One in twelve African Americans carry the sickle cell trait. While sickle cell carriers don’t normally experience symptoms or complications, they can pass the disease on to their children. When a child inherits two sickle cell genes, (one from each parent) he or she is born with the disease. One in 500 African-American babies are born with sickle cell disease.
Planting the seed of awareness within our families can encourage future generations to donate blood and register with the Be The Match Registry fulfilling the needs of African-American patients
- Less than 3% of eligible African Americans donate blood in South Texas.
- Most African Americans have O or B type blood – types that frequently run low in our nation’s blood supply.
- Some African-American patients have rare blood types that are found only in their ethnic group.

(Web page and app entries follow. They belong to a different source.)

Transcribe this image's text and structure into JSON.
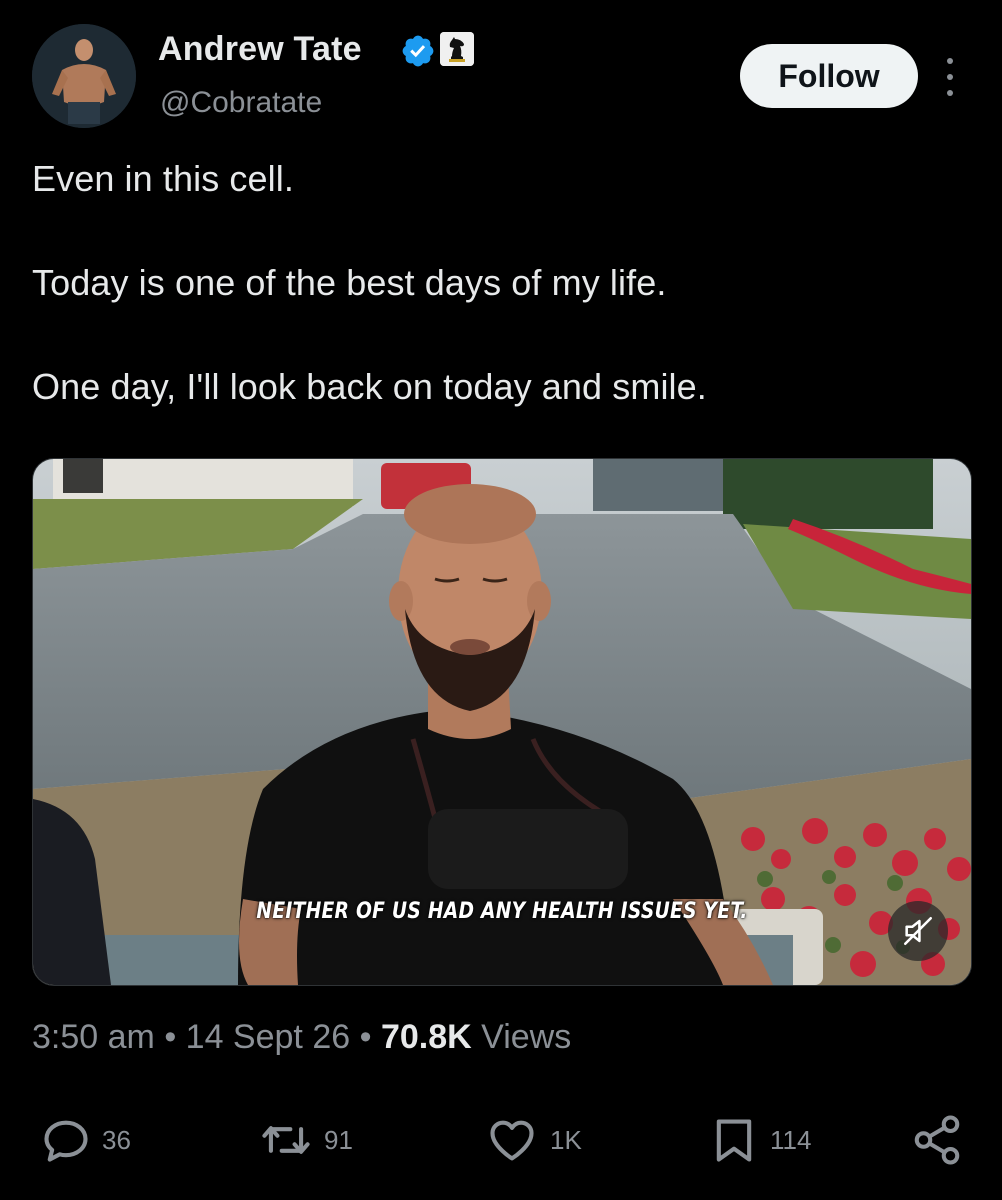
{
  "author": {
    "name": "Andrew Tate",
    "handle": "@Cobratate",
    "verified_icon": "verified-badge-icon",
    "affiliate_icon": "chess-knight-icon"
  },
  "header": {
    "follow_label": "Follow",
    "more_icon": "more-vertical-icon"
  },
  "tweet": {
    "lines": [
      "Even in this cell.",
      "Today is one of the best days of my life.",
      "One day, I'll look back on today and smile."
    ]
  },
  "media": {
    "caption": "NEITHER OF US HAD ANY HEALTH ISSUES YET.",
    "mute_icon": "muted-speaker-icon"
  },
  "meta": {
    "time": "3:50 am",
    "separator": "•",
    "date": "14 Sept 26",
    "views_count": "70.8K",
    "views_label": "Views"
  },
  "actions": {
    "replies": "36",
    "reposts": "91",
    "likes": "1K",
    "bookmarks": "114"
  },
  "colors": {
    "background": "#000000",
    "text": "#e7e9ea",
    "muted": "#8b9096",
    "verified": "#1d9bf0",
    "follow_bg": "#eff3f4"
  }
}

- The only known cure for sickle cell disease is a marrow or cord blood transplant. Because tissue types are inherited, matches are more likely found within the same ethnic group.
- Out of the 6 million bone marrow donors currently registered with the Be The Match Registry, only 8% are African American.